In the debate over whether to adopt a destination-based cash flow tax with a border adjustment tax (BAT) to replace our current corporate income tax, proponents argue that foreign value-added taxes (VAT) give foreign companies an advantage over American companies that the BAT would correct. The argument goes this way: when a French company exports a product to the United States, it doesn’t pay the American corporate income tax, and it receives a rebate on its French VAT payments. Meanwhile, an American company exporting to France has to pay both—it is subject to the US corporate income tax and then pays the French VAT on the product when it is sold in France.
This argument, however, confuses consumption and income taxes, and it compares apples to oranges. What matters is whether the playing field is level in the country where the products are competing. As a matter of fact, the playing field is already level.
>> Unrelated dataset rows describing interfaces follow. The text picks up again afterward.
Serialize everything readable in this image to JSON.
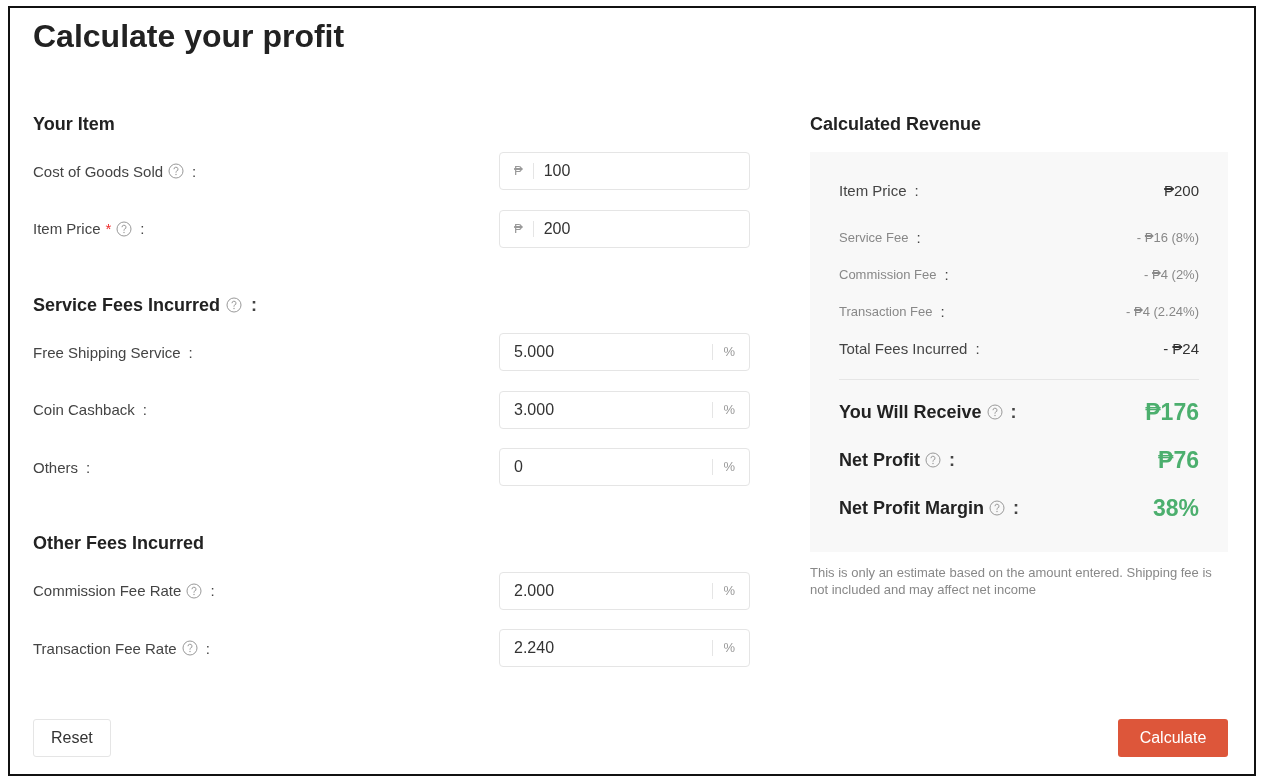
{
  "title": "Calculate your profit",
  "sections": [
    {
      "title": "Your Item",
      "help": false,
      "fields": [
        {
          "label": "Cost of Goods Sold",
          "help": true,
          "colon": ":",
          "prefix": "₱",
          "value": "100"
        },
        {
          "label": "Item Price",
          "required_mark": "*",
          "help": true,
          "colon": ":",
          "prefix": "₱",
          "value": "200"
        }
      ]
    },
    {
      "title": "Service Fees Incurred",
      "help": true,
      "colon": ":",
      "fields": [
        {
          "label": "Free Shipping Service",
          "help": false,
          "colon": ":",
          "value": "5.000",
          "suffix": "%"
        },
        {
          "label": "Coin Cashback",
          "help": false,
          "colon": ":",
          "value": "3.000",
          "suffix": "%"
        },
        {
          "label": "Others",
          "help": false,
          "colon": ":",
          "value": "0",
          "suffix": "%"
        }
      ]
    },
    {
      "title": "Other Fees Incurred",
      "help": false,
      "fields": [
        {
          "label": "Commission Fee Rate",
          "help": true,
          "colon": ":",
          "value": "2.000",
          "suffix": "%"
        },
        {
          "label": "Transaction Fee Rate",
          "help": true,
          "colon": ":",
          "value": "2.240",
          "suffix": "%"
        }
      ]
    }
  ],
  "revenue": {
    "title": "Calculated Revenue",
    "rows": [
      {
        "kind": "main",
        "label": "Item Price",
        "help": false,
        "colon": ":",
        "value": "₱200"
      },
      {
        "kind": "sub",
        "label": "Service Fee",
        "help": false,
        "colon": ":",
        "value": "- ₱16 (8%)"
      },
      {
        "kind": "sub",
        "label": "Commission Fee",
        "help": false,
        "colon": ":",
        "value": "- ₱4 (2%)"
      },
      {
        "kind": "sub",
        "label": "Transaction Fee",
        "help": false,
        "colon": ":",
        "value": "- ₱4 (2.24%)"
      },
      {
        "kind": "total",
        "label": "Total Fees Incurred",
        "help": false,
        "colon": ":",
        "value": "- ₱24"
      },
      {
        "kind": "result",
        "label": "You Will Receive",
        "help": true,
        "colon": ":",
        "value": "₱176"
      },
      {
        "kind": "result",
        "label": "Net Profit",
        "help": true,
        "colon": ":",
        "value": "₱76"
      },
      {
        "kind": "result",
        "label": "Net Profit Margin",
        "help": true,
        "colon": ":",
        "value": "38%"
      }
    ],
    "note": "This is only an estimate based on the amount entered. Shipping fee is not included and may affect net income"
  },
  "buttons": {
    "reset": "Reset",
    "calculate": "Calculate"
  }
}
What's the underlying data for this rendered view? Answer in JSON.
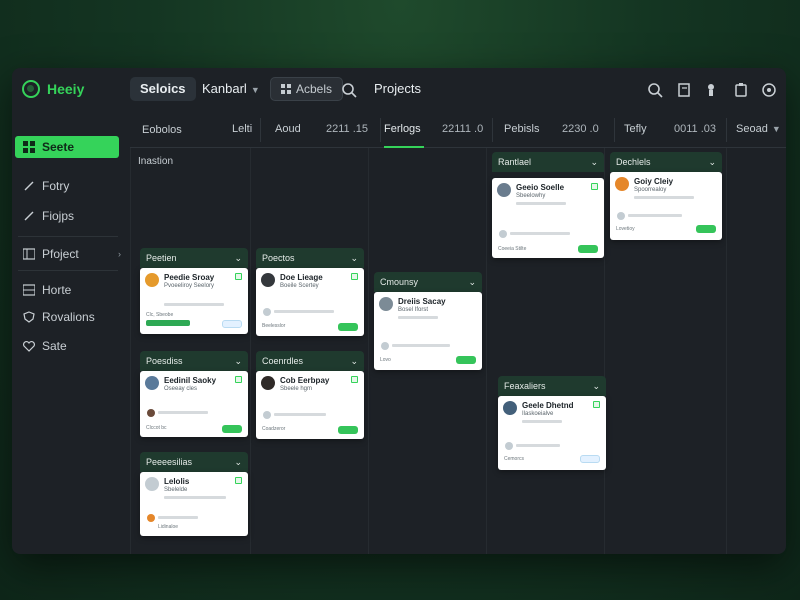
{
  "app": {
    "name": "Heeiy",
    "brand_color": "#35d35a"
  },
  "topnav": {
    "items": [
      {
        "label": "Seloics",
        "state": "active"
      },
      {
        "label": "Kanbarl",
        "has_dropdown": true
      },
      {
        "label": "Acbels",
        "icon": "grid-icon",
        "style": "outline"
      },
      {
        "label": "Projects"
      }
    ],
    "right_icons": [
      "search-icon",
      "document-icon",
      "user-icon",
      "clipboard-icon",
      "settings-icon"
    ]
  },
  "columns": [
    {
      "label": "Eobolos"
    },
    {
      "label": "Lelti"
    },
    {
      "label": "Aoud",
      "num": "2211 .15"
    },
    {
      "label": "Ferlogs",
      "num": "22111 .0",
      "active": true
    },
    {
      "label": "Pebisls",
      "num": "2230 .0"
    },
    {
      "label": "Tefly",
      "num": "0011 .03"
    },
    {
      "label": "Seoad",
      "has_dropdown": true
    }
  ],
  "sidebar": {
    "items": [
      {
        "label": "Seete",
        "icon": "grid-icon",
        "active": true
      },
      {
        "label": "Fotry",
        "icon": "pen-icon"
      },
      {
        "label": "Fiojps",
        "icon": "pen-icon"
      },
      {
        "label": "Pfoject",
        "icon": "board-icon",
        "has_chevron": true
      },
      {
        "label": "Horte",
        "icon": "board-icon"
      },
      {
        "label": "Rovalions",
        "icon": "shield-icon"
      },
      {
        "label": "Sate",
        "icon": "heart-icon"
      }
    ]
  },
  "board": {
    "lane_label": "Inastion",
    "groups": [
      {
        "header": "Peetien",
        "card": {
          "title": "Peedie Sroay",
          "sub": "Pvoeeliroy Seelory",
          "meta": "Clc, Sbeobe",
          "avatar_color": "#e59a2c"
        }
      },
      {
        "header": "Poectos",
        "card": {
          "title": "Doe Lieage",
          "sub": "Boeile Scertey",
          "meta": "Beelesslor",
          "avatar_color": "#34383c"
        }
      },
      {
        "header": "Cmounsy",
        "card": {
          "title": "Dreiis Sacay",
          "sub": "Bosel Iforst",
          "meta": "Lovo",
          "avatar_color": "#7c8b96"
        }
      },
      {
        "header": "Rantlael",
        "card": {
          "title": "Geeio Soelle",
          "sub": "Sbeelowhy",
          "meta": "Coeeia Stilte",
          "avatar_color": "#6a7c8e"
        }
      },
      {
        "header": "Dechlels",
        "card": {
          "title": "Goiy Cleiy",
          "sub": "Spoorrealoy",
          "meta": "Lovetioy",
          "avatar_color": "#e5872a"
        }
      },
      {
        "header": "Poesdiss",
        "card": {
          "title": "Eedinil Saoky",
          "sub": "Oseeay cles",
          "meta": "Clccot bc",
          "avatar_color": "#5a7a9a"
        }
      },
      {
        "header": "Coenrdles",
        "card": {
          "title": "Cob Eerbpay",
          "sub": "Sbeele hgm",
          "meta": "Coadzeror",
          "avatar_color": "#2f2a28"
        }
      },
      {
        "header": "Feaxaliers",
        "card": {
          "title": "Geele Dhetnd",
          "sub": "Ilaskoeialve",
          "meta": "Cemorcs",
          "avatar_color": "#43607a"
        }
      },
      {
        "header": "Peeeesilias",
        "card": {
          "title": "Lelolis",
          "sub": "Sbelelde",
          "meta": "Lidinaloe",
          "avatar_color": "#c3ccd2"
        }
      }
    ]
  }
}
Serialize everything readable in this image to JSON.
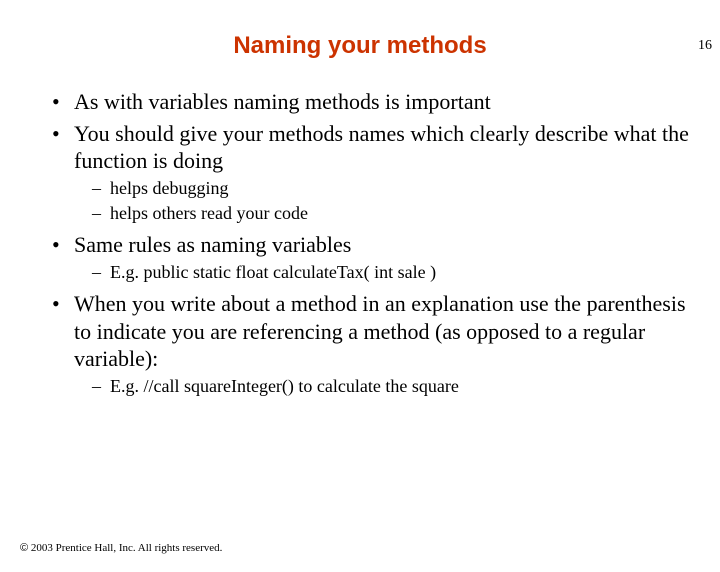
{
  "page_number": "16",
  "title": "Naming your methods",
  "bullets": {
    "b1": "As with variables naming methods is important",
    "b2": "You should give your methods names which clearly describe what the function is doing",
    "b2_1": "helps debugging",
    "b2_2": "helps others read your code",
    "b3": "Same rules as naming variables",
    "b3_1": "E.g. public static float calculateTax( int sale )",
    "b4": "When you write about a method in an explanation use the parenthesis to indicate you are referencing a method (as opposed to a regular variable):",
    "b4_1": "E.g. //call squareInteger() to calculate the square"
  },
  "footer": " 2003 Prentice Hall, Inc.  All rights reserved.",
  "copyright": "©"
}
When a French company sells to customers in the United States, it is subject to the French corporate income tax. A competing American firm selling domestically pays the US corporate income tax. Neither is hit with a VAT. In other words, there is a level playing field.
Let’s look at what happens to a US company selling in France. The US government imposes a corporate income tax, and the French government imposes a VAT. A French competitor selling domestically in France also pays a corporate tax—the tax levied by the French government—as well as the French VAT. The playing field is level in France, too.
It is true that American companies suffer a tax disadvantage, but that is a consequence of America’s burdensome and distortionary corporate income tax system, which makes it hard for US companies to compete abroad. No matter where US companies compete in the developed world, they face higher corporate income tax rates than their competitors because of US policy. That’s the real “Made in America” tax, not other countries’ VATs.